Advance Care Directives
What is an advance care directive?
An advance care directive is sometimes called a living will.
The directive is a formal version of your advance care plan . It outlines your preferences for your future care along with your beliefs, values and goals. Having an advance care directive means you can also formally appoint a substitute decision-maker for when you can no longer make decisions yourself.
Why is an advance care directive important?
Making an advance care directive is an important part of advance care planning.
It is impossible to know what will happen in the future concerning your health. And you might have firm ideas about how you want to live the rest of your life.
In a crisis your loved ones may find it difficult to decide what treatment is best for you. An advance care directive will help everyone know what you would want if you can't tell them.
How to make an advance care directive
It is important to note that you can only make a valid advance care directive if you are over 18 and have decision making capacity. Decision making capacity refers to a person's ability to make day to day decisions about things like:
- legal matters
- medical/health care matters
- financial matters
- personal matters
Health professionals and family members must follow a valid directive. They cannot override it.
Your doctor should provide you with information and advice regarding your current health situation. They should also discuss what may happen in the future. It is a good idea to discuss your advance care directive with your doctor.

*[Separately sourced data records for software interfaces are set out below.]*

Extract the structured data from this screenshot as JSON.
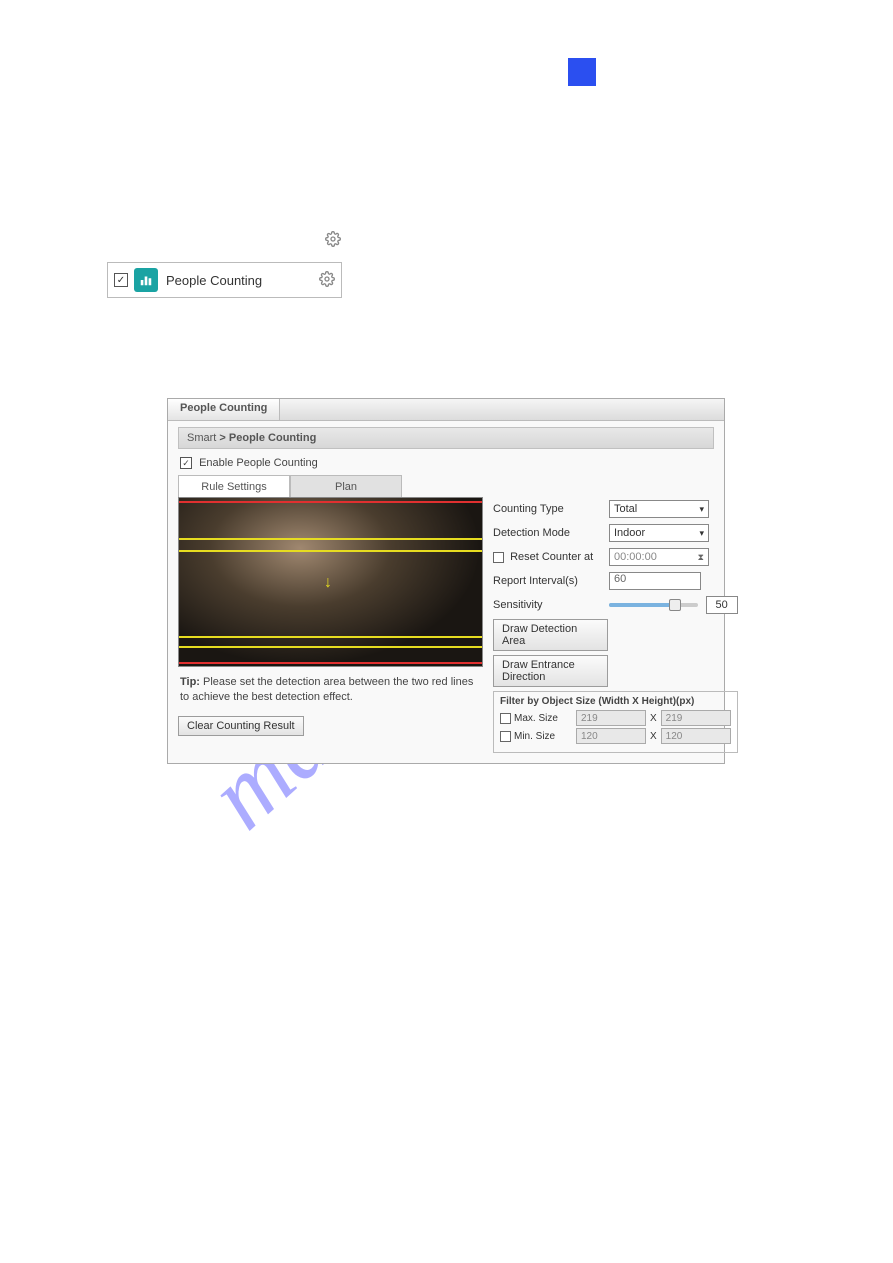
{
  "feature": {
    "label": "People Counting"
  },
  "dialog": {
    "title": "People Counting",
    "breadcrumb": {
      "root": "Smart",
      "sep": ">",
      "current": "People Counting"
    },
    "enable_label": "Enable People Counting",
    "tabs": {
      "rule": "Rule Settings",
      "plan": "Plan"
    },
    "tip_label": "Tip:",
    "tip_text": "Please set the detection area between the two red lines to achieve the best detection effect.",
    "clear_button": "Clear Counting Result"
  },
  "form": {
    "counting_type": {
      "label": "Counting Type",
      "value": "Total"
    },
    "detection_mode": {
      "label": "Detection Mode",
      "value": "Indoor"
    },
    "reset_counter": {
      "label": "Reset Counter at",
      "value": "00:00:00"
    },
    "report_interval": {
      "label": "Report Interval(s)",
      "value": "60"
    },
    "sensitivity": {
      "label": "Sensitivity",
      "value": "50",
      "percent": 50
    },
    "draw_area": "Draw Detection Area",
    "draw_direction": "Draw Entrance Direction",
    "filter": {
      "title": "Filter by Object Size (Width X Height)(px)",
      "max_label": "Max. Size",
      "max_w": "219",
      "max_h": "219",
      "min_label": "Min. Size",
      "min_w": "120",
      "min_h": "120",
      "x": "X"
    }
  }
}
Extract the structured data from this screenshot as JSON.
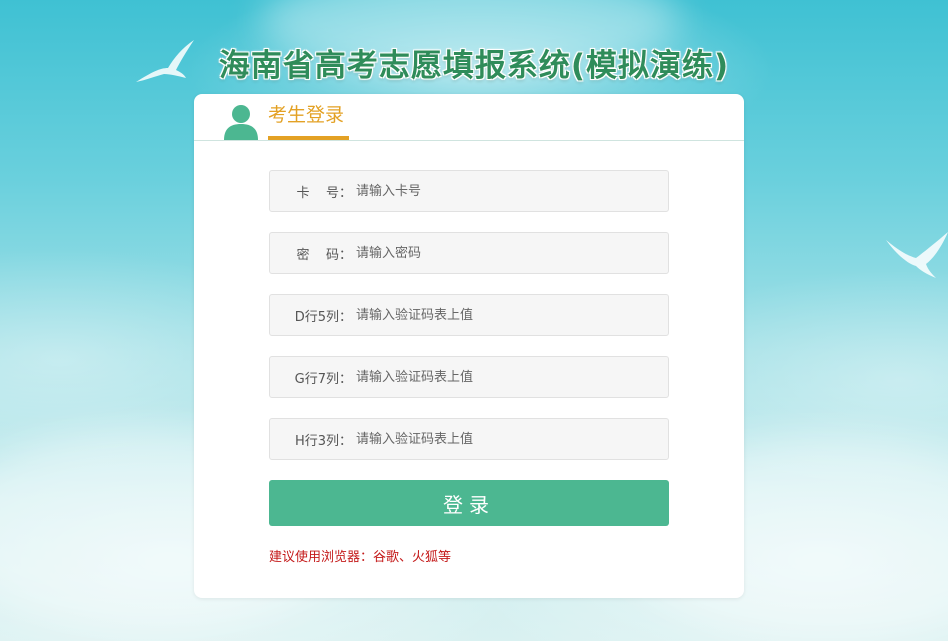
{
  "header": {
    "site_title": "海南省高考志愿填报系统(模拟演练)"
  },
  "panel": {
    "tab_label": "考生登录",
    "user_icon": "user-icon"
  },
  "form": {
    "fields": [
      {
        "label": "卡    号：",
        "placeholder": "请输入卡号"
      },
      {
        "label": "密    码：",
        "placeholder": "请输入密码"
      },
      {
        "label": "D行5列：",
        "placeholder": "请输入验证码表上值"
      },
      {
        "label": "G行7列：",
        "placeholder": "请输入验证码表上值"
      },
      {
        "label": "H行3列：",
        "placeholder": "请输入验证码表上值"
      }
    ],
    "login_label": "登录",
    "browser_tip": "建议使用浏览器：谷歌、火狐等"
  },
  "colors": {
    "title_green": "#2f8c5a",
    "tab_orange": "#e3a124",
    "button_green": "#4cb791",
    "tip_red": "#c41a1a"
  }
}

You don't require a lawyer to complete a valid directive.
An advance care directive can include one or more of the following:

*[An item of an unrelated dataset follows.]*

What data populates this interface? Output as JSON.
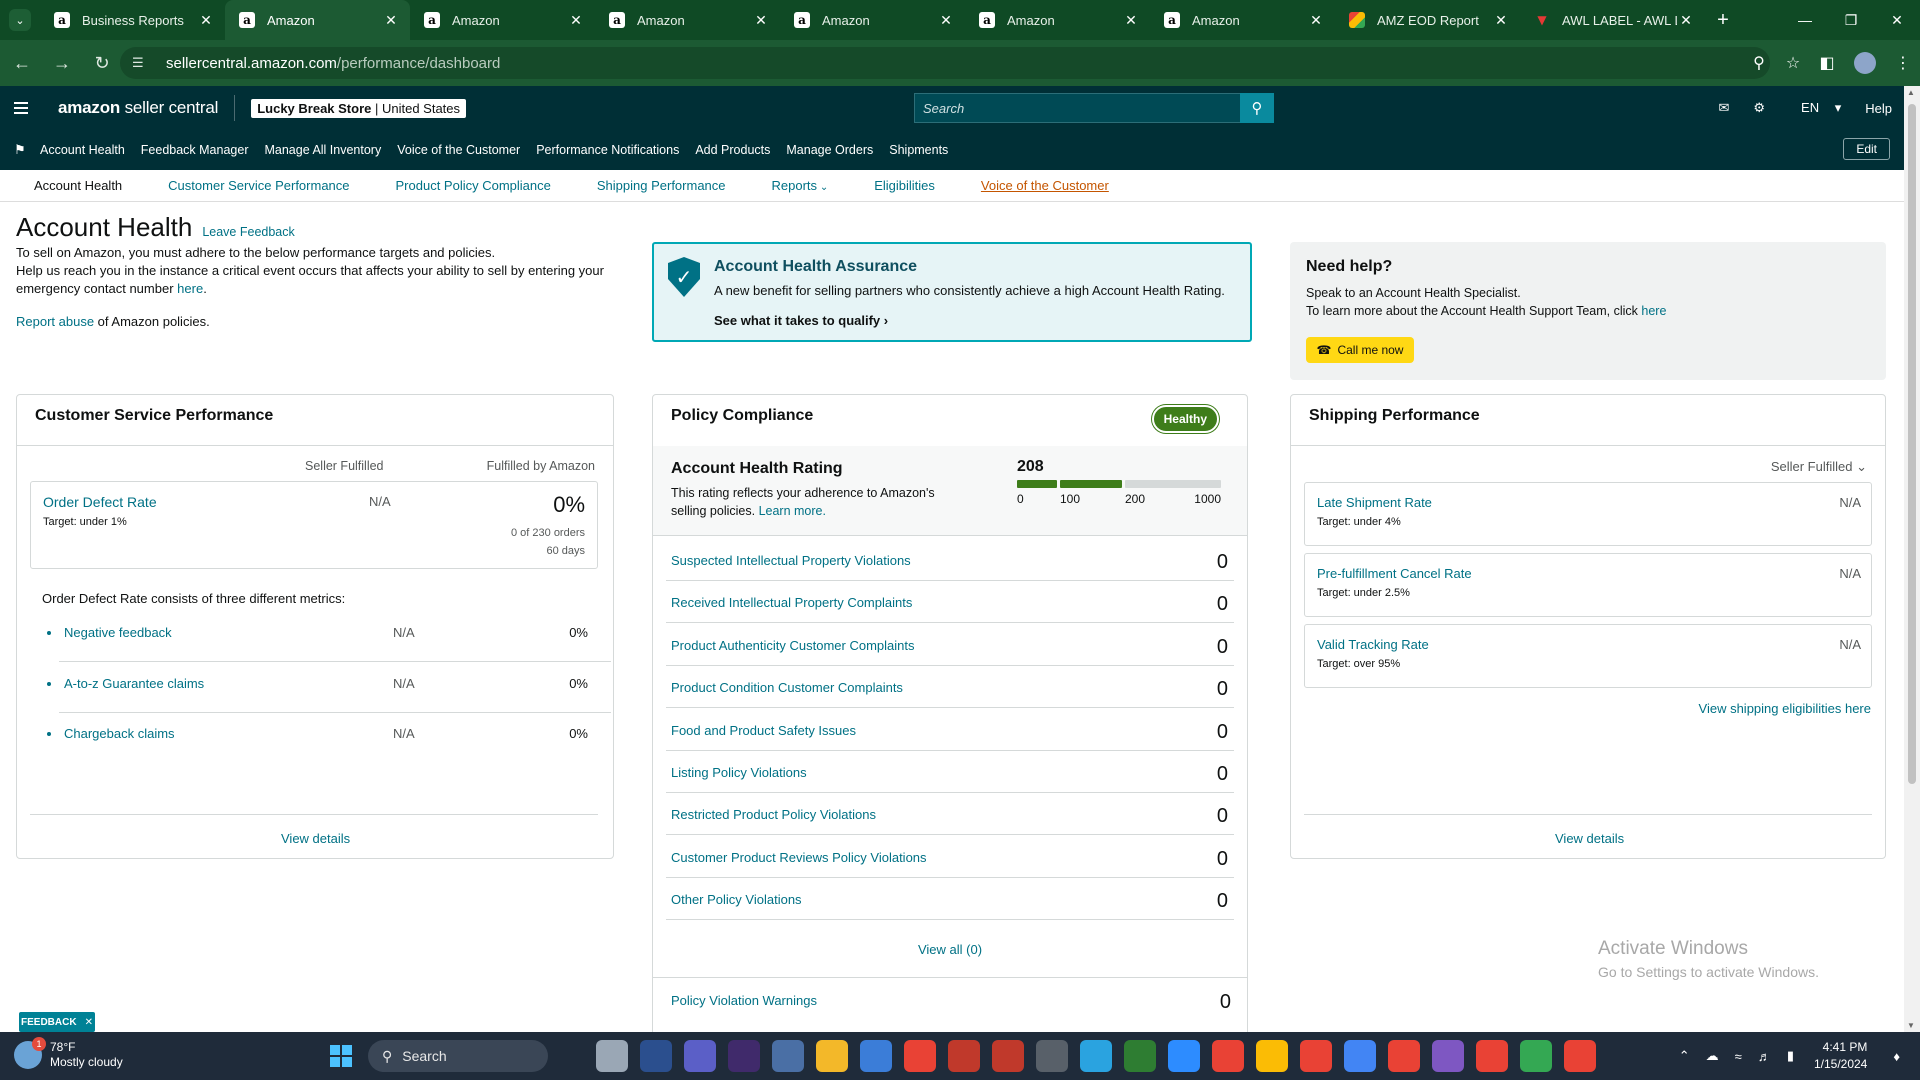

- the person you would like to be your substitute decision-maker
- details of what is important to you, such as your values, life goals and preferred outcomes
- the treatments and care you would like or would refuse if you have a life-threatening illness or injury

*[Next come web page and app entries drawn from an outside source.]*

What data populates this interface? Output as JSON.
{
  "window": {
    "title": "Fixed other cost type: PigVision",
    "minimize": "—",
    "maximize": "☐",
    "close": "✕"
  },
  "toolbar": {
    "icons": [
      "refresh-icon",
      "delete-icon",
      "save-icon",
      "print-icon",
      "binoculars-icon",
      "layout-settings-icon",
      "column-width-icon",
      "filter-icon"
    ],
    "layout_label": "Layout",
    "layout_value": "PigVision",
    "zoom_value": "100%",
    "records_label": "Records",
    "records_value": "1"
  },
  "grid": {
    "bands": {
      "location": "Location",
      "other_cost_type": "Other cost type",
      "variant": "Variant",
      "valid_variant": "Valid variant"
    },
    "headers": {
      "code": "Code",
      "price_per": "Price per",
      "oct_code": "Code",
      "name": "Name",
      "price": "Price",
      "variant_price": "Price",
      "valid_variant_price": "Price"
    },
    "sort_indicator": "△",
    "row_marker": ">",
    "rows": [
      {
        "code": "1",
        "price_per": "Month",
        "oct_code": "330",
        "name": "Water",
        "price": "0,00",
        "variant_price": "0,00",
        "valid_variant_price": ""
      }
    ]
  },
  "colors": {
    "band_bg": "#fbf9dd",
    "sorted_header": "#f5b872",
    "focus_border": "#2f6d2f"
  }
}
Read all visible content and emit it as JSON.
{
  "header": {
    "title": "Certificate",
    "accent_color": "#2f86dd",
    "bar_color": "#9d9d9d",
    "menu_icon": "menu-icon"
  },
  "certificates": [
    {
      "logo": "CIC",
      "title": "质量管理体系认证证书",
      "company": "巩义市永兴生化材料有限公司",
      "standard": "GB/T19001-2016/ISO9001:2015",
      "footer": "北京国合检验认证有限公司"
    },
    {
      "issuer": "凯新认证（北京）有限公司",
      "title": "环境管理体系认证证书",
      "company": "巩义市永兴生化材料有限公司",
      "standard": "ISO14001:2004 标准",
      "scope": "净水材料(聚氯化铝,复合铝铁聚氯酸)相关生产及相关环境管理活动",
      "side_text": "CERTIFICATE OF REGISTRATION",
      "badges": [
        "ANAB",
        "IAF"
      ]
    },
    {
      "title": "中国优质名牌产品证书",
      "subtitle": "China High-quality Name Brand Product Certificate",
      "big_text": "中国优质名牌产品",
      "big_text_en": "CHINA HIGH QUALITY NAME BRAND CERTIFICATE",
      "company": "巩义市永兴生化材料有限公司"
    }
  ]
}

There are forms available to help you write your directive.
Once you have written your advance care directive, you should sign and date it. Your substitute decision-maker and your doctor can also sign it.
You should then give copies of your directive to:
- your family
- your substitute decision-maker
- your hospital and doctor
- the ambulance service
- anyone else who you feel is appropriate
How to select a substitute decision-maker
Choosing your substitute decision-maker is important. It is a good idea to think carefully about who you want to take that role. Your decision-maker will make decisions about your medical treatment if you can't.
Your substitute decision-maker should be somebody:
- you trust
- who is over 18 years
- who will listen to your values and preferences for future care
- who will be comfortable making decisions in difficult situations
You should ask yourself the question: 'Am I confident this person will make decisions based on what I would want?'
You can also choose a second person as an alternate decision-maker. They will step in if your first decision-maker is unable to make decisions on your behalf.